News: Centurions combat multiplied
Story by Staff Sgt. Jeffrey Smith
JOINT BASE ELMENDORF-RICHARDSON, Alaska - The 725th Brigade Support Battalion, 4th Infantry Brigade Combat Team (Airborne), 25th Infantry Division increased its combat power by formally adding two additional companies to its ranks during a patch ceremony March 17, 2014 at the National Guard Headquarters Building at Joint Base Elmendorf-Richardson, Alaska.
The two newest units in the Spartan Brigade are the 4th Quartermaster Detachment and the 716th Explosive Ordnance Disposal Company. The Centurion Battalion’s numbers increased by a couple hundred paratroopers recently, both with these two new units, and the recently-acquired 8th Forward Surgical Team, which is currently deployed to Afghanistan on a nine-month rotation.
The new Centurions moved over from the 2nd Engineer Brigade, U.S. Army Alaska as part of ongoing, Army-wide force restructuring.
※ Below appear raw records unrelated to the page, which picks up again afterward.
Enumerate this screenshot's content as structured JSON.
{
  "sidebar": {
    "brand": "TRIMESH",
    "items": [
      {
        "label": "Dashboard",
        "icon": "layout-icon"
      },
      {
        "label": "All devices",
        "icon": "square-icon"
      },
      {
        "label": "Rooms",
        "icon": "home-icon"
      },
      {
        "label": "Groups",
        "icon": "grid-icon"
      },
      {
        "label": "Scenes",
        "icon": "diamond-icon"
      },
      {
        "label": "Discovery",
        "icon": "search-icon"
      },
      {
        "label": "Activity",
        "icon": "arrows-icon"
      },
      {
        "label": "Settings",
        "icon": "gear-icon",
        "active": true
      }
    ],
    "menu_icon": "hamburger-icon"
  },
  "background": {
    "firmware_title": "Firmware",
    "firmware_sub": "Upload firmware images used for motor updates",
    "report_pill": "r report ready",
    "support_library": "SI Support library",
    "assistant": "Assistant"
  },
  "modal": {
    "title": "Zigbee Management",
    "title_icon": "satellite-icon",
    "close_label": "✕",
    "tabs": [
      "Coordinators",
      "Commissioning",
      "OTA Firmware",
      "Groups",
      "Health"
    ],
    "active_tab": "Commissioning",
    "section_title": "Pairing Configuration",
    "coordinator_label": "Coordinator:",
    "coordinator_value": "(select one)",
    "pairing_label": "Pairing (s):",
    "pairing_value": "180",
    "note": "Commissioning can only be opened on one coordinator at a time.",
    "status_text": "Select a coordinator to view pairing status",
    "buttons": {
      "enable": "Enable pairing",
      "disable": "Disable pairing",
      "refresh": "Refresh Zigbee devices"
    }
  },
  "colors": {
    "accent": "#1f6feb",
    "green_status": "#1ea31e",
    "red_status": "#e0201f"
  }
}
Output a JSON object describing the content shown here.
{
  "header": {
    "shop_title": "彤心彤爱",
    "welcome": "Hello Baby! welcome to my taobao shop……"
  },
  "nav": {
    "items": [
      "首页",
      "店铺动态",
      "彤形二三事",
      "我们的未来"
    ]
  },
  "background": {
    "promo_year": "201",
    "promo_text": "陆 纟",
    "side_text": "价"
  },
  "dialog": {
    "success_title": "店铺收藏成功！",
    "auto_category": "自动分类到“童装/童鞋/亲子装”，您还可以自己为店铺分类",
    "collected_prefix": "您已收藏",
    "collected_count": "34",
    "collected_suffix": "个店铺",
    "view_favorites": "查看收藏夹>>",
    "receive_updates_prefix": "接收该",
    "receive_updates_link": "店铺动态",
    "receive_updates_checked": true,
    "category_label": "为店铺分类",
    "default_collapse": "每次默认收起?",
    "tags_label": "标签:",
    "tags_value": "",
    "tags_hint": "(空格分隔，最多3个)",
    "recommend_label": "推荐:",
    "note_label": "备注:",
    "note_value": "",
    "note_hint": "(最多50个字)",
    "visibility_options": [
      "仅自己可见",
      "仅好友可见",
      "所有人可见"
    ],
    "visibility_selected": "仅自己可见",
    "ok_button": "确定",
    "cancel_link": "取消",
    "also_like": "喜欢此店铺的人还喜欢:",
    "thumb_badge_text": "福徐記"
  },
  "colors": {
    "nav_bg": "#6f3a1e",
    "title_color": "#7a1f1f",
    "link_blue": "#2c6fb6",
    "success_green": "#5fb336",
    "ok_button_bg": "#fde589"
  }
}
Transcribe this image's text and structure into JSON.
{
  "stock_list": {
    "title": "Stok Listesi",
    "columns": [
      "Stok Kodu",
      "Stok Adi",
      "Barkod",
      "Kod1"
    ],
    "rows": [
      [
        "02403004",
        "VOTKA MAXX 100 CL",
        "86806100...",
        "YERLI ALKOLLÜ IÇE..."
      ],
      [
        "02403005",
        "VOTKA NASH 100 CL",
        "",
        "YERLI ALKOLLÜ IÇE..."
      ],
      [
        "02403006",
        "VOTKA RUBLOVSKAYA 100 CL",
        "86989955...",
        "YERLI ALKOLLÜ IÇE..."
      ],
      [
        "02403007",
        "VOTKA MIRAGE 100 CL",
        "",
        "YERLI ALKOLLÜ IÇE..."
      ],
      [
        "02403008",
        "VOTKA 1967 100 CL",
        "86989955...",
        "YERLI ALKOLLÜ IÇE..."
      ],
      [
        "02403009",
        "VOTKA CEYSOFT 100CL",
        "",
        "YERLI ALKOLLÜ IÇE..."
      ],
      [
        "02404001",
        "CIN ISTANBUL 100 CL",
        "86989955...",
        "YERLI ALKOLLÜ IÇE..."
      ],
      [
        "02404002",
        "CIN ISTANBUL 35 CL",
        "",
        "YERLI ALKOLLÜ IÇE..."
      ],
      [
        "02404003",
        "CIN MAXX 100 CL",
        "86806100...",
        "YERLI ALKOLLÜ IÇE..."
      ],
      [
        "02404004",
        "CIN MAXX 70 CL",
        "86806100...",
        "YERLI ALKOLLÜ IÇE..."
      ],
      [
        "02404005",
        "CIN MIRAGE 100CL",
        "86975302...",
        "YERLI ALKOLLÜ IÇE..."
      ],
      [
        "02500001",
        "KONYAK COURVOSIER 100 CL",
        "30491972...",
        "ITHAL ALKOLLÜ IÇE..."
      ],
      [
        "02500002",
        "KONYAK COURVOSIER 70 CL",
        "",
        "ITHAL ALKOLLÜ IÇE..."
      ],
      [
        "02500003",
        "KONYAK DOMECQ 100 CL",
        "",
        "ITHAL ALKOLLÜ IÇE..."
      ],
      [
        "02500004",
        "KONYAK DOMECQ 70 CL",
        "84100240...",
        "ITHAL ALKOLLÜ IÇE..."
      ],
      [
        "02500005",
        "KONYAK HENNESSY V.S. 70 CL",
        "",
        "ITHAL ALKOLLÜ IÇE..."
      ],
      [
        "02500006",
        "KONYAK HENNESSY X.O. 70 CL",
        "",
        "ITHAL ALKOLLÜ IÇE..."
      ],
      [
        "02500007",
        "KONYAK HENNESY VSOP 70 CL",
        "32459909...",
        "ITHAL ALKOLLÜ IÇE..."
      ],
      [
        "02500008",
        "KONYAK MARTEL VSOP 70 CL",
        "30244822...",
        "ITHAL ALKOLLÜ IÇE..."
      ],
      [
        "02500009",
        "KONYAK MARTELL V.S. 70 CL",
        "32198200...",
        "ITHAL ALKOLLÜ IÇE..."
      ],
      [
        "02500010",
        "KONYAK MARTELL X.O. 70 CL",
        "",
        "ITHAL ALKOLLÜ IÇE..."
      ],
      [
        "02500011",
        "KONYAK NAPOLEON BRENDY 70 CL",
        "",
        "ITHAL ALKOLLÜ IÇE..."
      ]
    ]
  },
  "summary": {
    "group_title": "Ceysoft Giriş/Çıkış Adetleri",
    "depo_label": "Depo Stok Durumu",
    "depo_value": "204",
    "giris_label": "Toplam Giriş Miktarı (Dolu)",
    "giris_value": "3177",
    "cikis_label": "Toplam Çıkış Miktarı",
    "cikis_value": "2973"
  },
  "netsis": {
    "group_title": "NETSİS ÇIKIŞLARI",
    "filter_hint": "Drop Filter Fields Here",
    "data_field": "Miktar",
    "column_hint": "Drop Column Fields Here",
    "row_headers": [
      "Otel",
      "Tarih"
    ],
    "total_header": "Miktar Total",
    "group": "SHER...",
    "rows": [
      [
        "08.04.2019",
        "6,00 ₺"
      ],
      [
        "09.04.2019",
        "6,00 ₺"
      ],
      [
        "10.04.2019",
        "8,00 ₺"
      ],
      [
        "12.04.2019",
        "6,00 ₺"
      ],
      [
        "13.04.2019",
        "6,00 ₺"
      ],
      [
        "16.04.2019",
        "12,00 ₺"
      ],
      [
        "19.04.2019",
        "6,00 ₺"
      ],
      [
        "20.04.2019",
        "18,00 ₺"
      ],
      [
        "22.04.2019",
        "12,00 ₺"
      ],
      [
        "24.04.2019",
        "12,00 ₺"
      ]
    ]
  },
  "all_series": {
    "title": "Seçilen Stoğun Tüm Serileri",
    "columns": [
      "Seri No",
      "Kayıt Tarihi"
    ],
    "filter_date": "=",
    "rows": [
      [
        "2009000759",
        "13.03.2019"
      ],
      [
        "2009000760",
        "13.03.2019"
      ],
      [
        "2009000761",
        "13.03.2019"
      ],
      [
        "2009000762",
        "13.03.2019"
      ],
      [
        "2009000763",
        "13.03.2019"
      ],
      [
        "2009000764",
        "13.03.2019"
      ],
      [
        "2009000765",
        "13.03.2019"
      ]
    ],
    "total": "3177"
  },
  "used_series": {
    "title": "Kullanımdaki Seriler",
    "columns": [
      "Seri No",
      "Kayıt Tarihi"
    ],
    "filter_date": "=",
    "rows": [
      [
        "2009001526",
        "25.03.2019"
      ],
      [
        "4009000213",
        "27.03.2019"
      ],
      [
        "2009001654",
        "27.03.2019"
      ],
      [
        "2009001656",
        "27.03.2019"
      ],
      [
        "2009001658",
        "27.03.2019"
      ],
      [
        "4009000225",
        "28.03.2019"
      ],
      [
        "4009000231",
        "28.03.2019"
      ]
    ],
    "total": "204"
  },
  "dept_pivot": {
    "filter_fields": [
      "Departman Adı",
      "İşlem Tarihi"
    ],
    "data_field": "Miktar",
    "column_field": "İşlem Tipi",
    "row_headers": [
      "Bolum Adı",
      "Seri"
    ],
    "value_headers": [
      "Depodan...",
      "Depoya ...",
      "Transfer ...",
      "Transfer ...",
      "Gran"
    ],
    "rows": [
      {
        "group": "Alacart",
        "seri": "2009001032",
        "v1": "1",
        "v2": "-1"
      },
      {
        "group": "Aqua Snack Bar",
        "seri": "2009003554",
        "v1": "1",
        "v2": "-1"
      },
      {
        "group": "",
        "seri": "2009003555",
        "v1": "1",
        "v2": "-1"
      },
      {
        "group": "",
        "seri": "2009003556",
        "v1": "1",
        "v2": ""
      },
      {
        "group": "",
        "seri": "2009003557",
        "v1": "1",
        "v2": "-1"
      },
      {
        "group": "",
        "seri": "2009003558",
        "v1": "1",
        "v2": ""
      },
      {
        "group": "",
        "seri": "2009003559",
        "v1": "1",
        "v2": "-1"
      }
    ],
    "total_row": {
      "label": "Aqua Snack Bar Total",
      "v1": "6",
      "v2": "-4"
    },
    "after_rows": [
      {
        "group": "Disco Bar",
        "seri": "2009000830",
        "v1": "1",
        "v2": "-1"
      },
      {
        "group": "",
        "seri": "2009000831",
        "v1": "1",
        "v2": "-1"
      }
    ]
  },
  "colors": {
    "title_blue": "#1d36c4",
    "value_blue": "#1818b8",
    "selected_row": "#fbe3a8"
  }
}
Under the changes, USARAK is scheduled to decrease the amount of Soldiers stationed at JBER, while increasing the amount at Fort Wainwright.
The patch ceremony, featuring new paratroopers donning the 4-25 IBCT (ABN) shoulder sleeve insignia and maroon berets, formally welcomes the units into the brigade while significant logistic operations occur behind the scenes. Service Members, Department of the Army civilians and contractors are responsible for transferring, turning in, and accounting for large amounts of unit property as the realignment efforts take place.
The Spartan Brigade and Centurion Battalion’s Family Readiness Groups will grow as well, welcoming new Families to the units.
The new Centurion paratroopers are happy to be united with the large airborne community of the 4-25.
The 4th QM Det. commander, Capt. Sloane Mauldin, who hails from Fredericksburg, Va., said, “I originally was with the 4-25, and I came over to the 2nd Engineer Brigade specifically to command this company, so I’m excited to go back home, and be in an airborne brigade again.”
“My troopers are absolutely excited to be part of a unit with such great airborne lineage and history as the 4-25,” said Mauldin.
The 716th EOD Company’s Executive Officer, 1st Lt. Josiah Hennig, who hails from Stratford, Conn., said, “The 4-25 has been very welcoming, and we are excited to work with them and be a part of the team.”
The 4-25’s Commander, Col. Matthew McFarlane, said, “This ceremony is a great way to punctuate that the 716th EOD and the 4th Quartermaster are now part of the Spartan family.”
“There are many aspects that go into this,” said McFarlane, “from mission command responsibilities of equipping and sustainment to family care. We are ensuring we guide our leaders and all of our soldiers in leader development, and interacting with post agencies to make sure we can take care of the entire formation and their families.”
Units across Alaska are meeting the challenges presented by the Army’s force restructuring, according to Maj. Gen. Michael H. Shields, USARAK commanding general. He said the patch ceremony is the right way to welcome new units as they transition throughout his command.
“This is a progression of several moves within USARAK, and this is a great way to recognize these units and soldiers for their service and of course, the great history and tradition of the 4th of the 25th,” said Shields.
Shields said USARAK has plans to restructure many units in the future, to include some aviation units, as the command continues to realign its force structure both at Joint Base Elmendorf-Richardson and at Fort Wainwright.